[Opening DATA SHOWN section]

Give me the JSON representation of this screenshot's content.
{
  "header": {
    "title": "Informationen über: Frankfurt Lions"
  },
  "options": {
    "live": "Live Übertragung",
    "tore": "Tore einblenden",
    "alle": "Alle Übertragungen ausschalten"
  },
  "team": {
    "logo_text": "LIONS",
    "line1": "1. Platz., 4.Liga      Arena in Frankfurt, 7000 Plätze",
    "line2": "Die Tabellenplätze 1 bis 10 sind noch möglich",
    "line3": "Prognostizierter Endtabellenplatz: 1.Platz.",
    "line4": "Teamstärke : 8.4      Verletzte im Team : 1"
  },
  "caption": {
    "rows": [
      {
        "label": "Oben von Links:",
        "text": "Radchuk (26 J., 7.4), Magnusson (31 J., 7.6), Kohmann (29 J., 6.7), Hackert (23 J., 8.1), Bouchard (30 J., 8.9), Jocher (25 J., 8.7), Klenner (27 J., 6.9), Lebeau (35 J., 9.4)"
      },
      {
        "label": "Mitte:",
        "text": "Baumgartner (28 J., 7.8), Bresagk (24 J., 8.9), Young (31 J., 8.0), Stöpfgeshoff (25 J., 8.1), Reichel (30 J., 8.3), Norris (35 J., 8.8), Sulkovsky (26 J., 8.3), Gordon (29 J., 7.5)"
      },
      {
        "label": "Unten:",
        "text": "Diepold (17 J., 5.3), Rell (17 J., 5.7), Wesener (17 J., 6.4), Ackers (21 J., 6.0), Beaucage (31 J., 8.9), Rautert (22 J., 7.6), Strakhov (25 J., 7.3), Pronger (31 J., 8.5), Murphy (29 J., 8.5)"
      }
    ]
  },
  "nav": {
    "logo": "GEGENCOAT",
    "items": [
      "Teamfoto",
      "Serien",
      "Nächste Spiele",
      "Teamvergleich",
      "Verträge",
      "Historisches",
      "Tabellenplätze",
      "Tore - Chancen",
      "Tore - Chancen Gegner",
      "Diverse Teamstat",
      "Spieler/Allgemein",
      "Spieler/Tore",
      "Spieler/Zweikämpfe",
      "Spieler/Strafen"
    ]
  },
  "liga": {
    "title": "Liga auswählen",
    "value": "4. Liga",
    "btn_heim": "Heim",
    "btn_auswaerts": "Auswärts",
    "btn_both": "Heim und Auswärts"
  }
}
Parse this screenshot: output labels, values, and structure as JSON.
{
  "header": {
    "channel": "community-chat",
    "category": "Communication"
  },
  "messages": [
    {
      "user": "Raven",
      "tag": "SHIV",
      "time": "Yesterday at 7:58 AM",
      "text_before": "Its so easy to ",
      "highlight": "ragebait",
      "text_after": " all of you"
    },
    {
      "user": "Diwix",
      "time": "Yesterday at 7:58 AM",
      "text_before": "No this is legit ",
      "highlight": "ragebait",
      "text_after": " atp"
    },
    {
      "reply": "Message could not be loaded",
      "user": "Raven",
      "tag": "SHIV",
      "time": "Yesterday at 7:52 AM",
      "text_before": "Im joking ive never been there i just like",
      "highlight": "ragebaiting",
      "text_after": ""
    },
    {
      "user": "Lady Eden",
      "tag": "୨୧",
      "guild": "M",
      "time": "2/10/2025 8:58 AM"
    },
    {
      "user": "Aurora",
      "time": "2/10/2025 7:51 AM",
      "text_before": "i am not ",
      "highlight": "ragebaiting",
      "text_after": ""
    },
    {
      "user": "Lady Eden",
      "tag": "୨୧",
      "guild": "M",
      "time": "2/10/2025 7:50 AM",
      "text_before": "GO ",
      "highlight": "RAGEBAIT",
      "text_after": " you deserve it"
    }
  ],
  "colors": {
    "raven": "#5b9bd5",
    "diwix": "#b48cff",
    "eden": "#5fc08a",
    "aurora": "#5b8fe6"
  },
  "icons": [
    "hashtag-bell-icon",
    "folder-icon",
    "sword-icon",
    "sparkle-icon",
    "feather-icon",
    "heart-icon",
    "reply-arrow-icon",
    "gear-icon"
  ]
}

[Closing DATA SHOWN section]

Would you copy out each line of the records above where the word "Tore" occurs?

    "tore": "Tore einblenden",
      "Tore - Chancen",
      "Tore - Chancen Gegner",
      "Spieler/Tore",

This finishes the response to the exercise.